The Creation of Adam
By Michelangelo 1508-12
“The Sistine Chapel is precisely—if one may say so—the sanctuary of the theology of the human body. In witnessing to the beauty of man created by God as male and female, it also expresses in a certain way the hope of a world transfigured...in the context of the light that comes from God, the human body also keeps its splendor and its dignity.”
(Celebration of the Unveiling of the Restorations of Michelangelo’s Frescos in the Sistine Chapel: homily of His Holiness John Paul II, 4/8/1994)
It is bathing suit season and before you look in the mirror and say “UGH” think about what God said when God created your body and all other bodies. “God
created humanity in God’s own image, in the divine image God created them, male and female God created them. God saw
everything he had made: it was supremely good.” Genesis 1:27 & 31.
No matter our size, color, shape, or age we were created by God who said, “it was supremely good.
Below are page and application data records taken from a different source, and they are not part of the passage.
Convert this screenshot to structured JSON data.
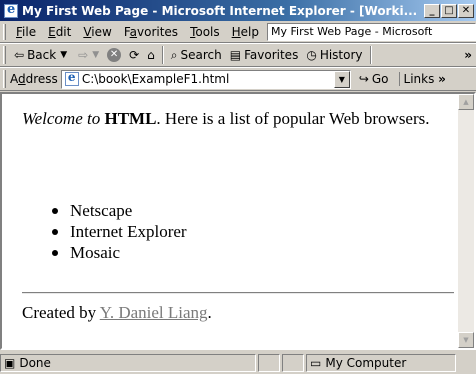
{
  "window": {
    "title": "My First Web Page - Microsoft Internet Explorer - [Worki...",
    "minimize_label": "_",
    "maximize_label": "□",
    "close_label": "✕"
  },
  "menu": {
    "items": [
      {
        "acc": "F",
        "rest": "ile"
      },
      {
        "acc": "E",
        "rest": "dit"
      },
      {
        "acc": "V",
        "rest": "iew"
      },
      {
        "pre": "F",
        "acc": "a",
        "rest": "vorites"
      },
      {
        "acc": "T",
        "rest": "ools"
      },
      {
        "acc": "H",
        "rest": "elp"
      }
    ],
    "page_title_field": "My First Web Page - Microsoft"
  },
  "toolbar": {
    "back_label": "Back",
    "search_label": "Search",
    "favorites_label": "Favorites",
    "history_label": "History",
    "overflow": "»"
  },
  "address": {
    "label_acc": "d",
    "label_pre": "A",
    "label_rest": "dress",
    "value": "C:\\book\\ExampleF1.html",
    "go_label": "Go",
    "links_label": "Links"
  },
  "page": {
    "intro_em": "Welcome to",
    "intro_strong": "HTML",
    "intro_rest": ". Here is a list of popular Web browsers.",
    "browsers": [
      "Netscape",
      "Internet Explorer",
      "Mosaic"
    ],
    "footer_prefix": "Created by ",
    "author_link": "Y. Daniel Liang",
    "footer_suffix": "."
  },
  "status": {
    "main_text": "Done",
    "zone_text": "My Computer"
  },
  "colors": {
    "titlebar_start": "#0a246a",
    "titlebar_end": "#a6caf0",
    "chrome": "#d4d0c8",
    "link": "#7a7a7a"
  }
}
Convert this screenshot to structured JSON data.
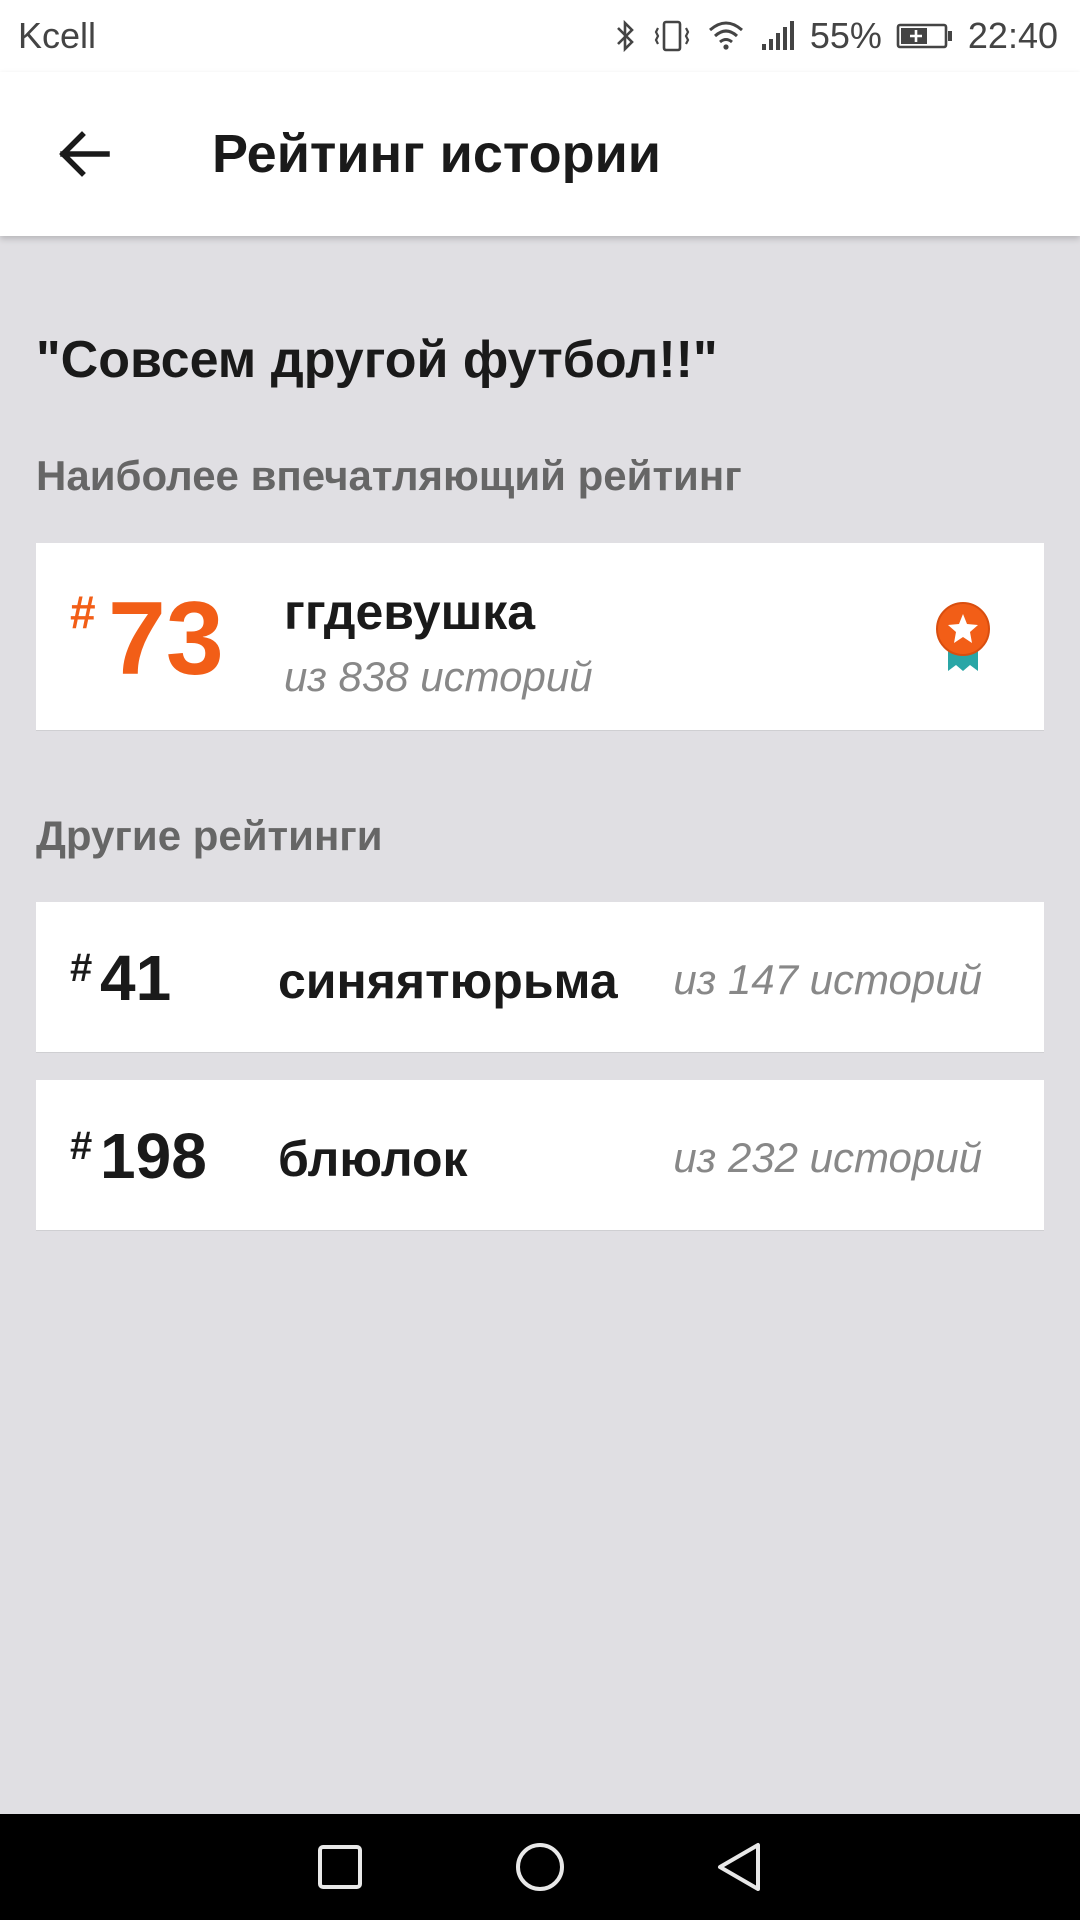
{
  "status_bar": {
    "carrier": "Kcell",
    "battery_percent": "55%",
    "time": "22:40"
  },
  "app_bar": {
    "title": "Рейтинг истории"
  },
  "story": {
    "title": "\"Совсем другой футбол!!\""
  },
  "sections": {
    "impressive_label": "Наиболее впечатляющий рейтинг",
    "other_label": "Другие рейтинги"
  },
  "main_rating": {
    "hash": "#",
    "rank": "73",
    "tag": "ггдевушка",
    "count": "из 838 историй"
  },
  "other_ratings": [
    {
      "hash": "#",
      "rank": "41",
      "tag": "синяятюрьма",
      "count": "из 147 историй"
    },
    {
      "hash": "#",
      "rank": "198",
      "tag": "блюлок",
      "count": "из 232 историй"
    }
  ],
  "colors": {
    "accent": "#f25e17",
    "award_teal": "#2aa6a6",
    "background": "#e0dfe3"
  },
  "icons": [
    "back-arrow-icon",
    "award-ribbon-icon",
    "bluetooth-icon",
    "vibrate-icon",
    "wifi-icon",
    "signal-icon",
    "battery-icon",
    "nav-recents-icon",
    "nav-home-icon",
    "nav-back-icon"
  ]
}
A friend recently posted this on facebook, “Even if our bodies may not be what they once were, they carry our souls, our courage, and our strength.” Take time this week to appreciate your body, thank God for it, and ask God how you might use it in service to her.
Praying the Psalms
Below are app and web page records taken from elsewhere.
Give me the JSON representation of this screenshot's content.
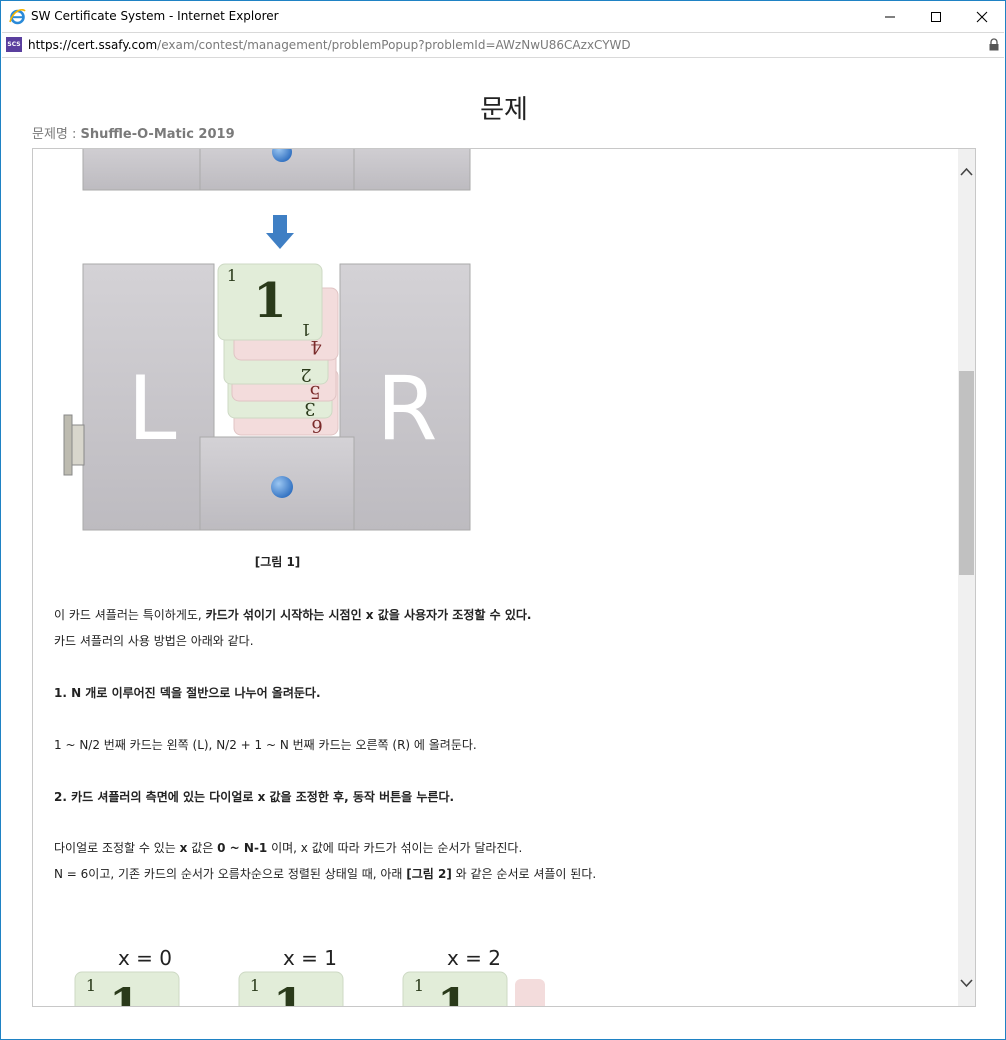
{
  "window": {
    "title": "SW Certificate System - Internet Explorer",
    "url_host": "https://cert.ssafy.com",
    "url_path": "/exam/contest/management/problemPopup?problemId=AWzNwU86CAzxCYWD",
    "site_icon_text": "SCS"
  },
  "page": {
    "heading": "문제",
    "problem_label": "문제명 : ",
    "problem_name": "Shuffle-O-Matic 2019"
  },
  "figure1": {
    "left_label": "L",
    "right_label": "R",
    "caption": "[그림 1]",
    "cards": [
      {
        "value": "1",
        "color": "green"
      },
      {
        "value": "4",
        "color": "pink"
      },
      {
        "value": "2",
        "color": "green"
      },
      {
        "value": "5",
        "color": "pink"
      },
      {
        "value": "3",
        "color": "green"
      },
      {
        "value": "6",
        "color": "pink"
      }
    ]
  },
  "text": {
    "p1_a": "이 카드 셔플러는 특이하게도, ",
    "p1_b": "카드가 섞이기 시작하는 시점인 x 값을 사용자가 조정할 수 있다.",
    "p2": "카드 셔플러의 사용 방법은 아래와 같다.",
    "step1": "1. N 개로 이루어진 덱을 절반으로 나누어 올려둔다.",
    "step1_desc": "1 ~ N/2 번째 카드는 왼쪽 (L), N/2 + 1 ~ N 번째 카드는 오른쪽 (R) 에 올려둔다.",
    "step2": "2. 카드 셔플러의 측면에 있는 다이얼로 x 값을 조정한 후, 동작 버튼을 누른다.",
    "p3_a": "다이얼로 조정할 수 있는 ",
    "p3_b": "x",
    "p3_c": " 값은 ",
    "p3_d": "0 ~ N-1",
    "p3_e": " 이며, x 값에 따라 카드가 섞이는 순서가 달라진다.",
    "p4_a": "N = 6이고, 기존 카드의 순서가 오름차순으로 정렬된 상태일 때, 아래 ",
    "p4_b": "[그림 2]",
    "p4_c": " 와 같은 순서로 셔플이 된다."
  },
  "figure2": {
    "labels": [
      "x = 0",
      "x = 1",
      "x = 2"
    ],
    "card_value": "1"
  },
  "colors": {
    "shuffler_body": "#c8c6cb",
    "card_green": "#e2edd9",
    "card_pink": "#f3dcdc",
    "arrow": "#3f7fc4",
    "button": "#3b82d4",
    "window_border": "#1f82c4"
  }
}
“It is not that every sentiment expressed by a psalmist is admirable, but that in praying the Psalms, we confront ourselves as we really are. The Psalms are a reality check to keep
prayer from becoming sentimental, superficial, or detached from the real world.”
― Richard H. Schmidt
As you pray the Psalms this week let them confront, challenge, and engage you. What might God be sharing with you through what you read? You can read the Psalms at www.biblegateway.com.
Praying the Psalms
Every day we are showered with information. Some of it we don’t need, some of it we use and dismiss, and some of it can prove helpful for the present and future (the long haul.) Reading a devotion each day can provide for the present and the future. It can ground us in faith and help us grow as followers of Christ. It can challenge, enlighten, and provide encouragement for our life. You might consider reading this brief (two minutes tops) devotion from the UCC.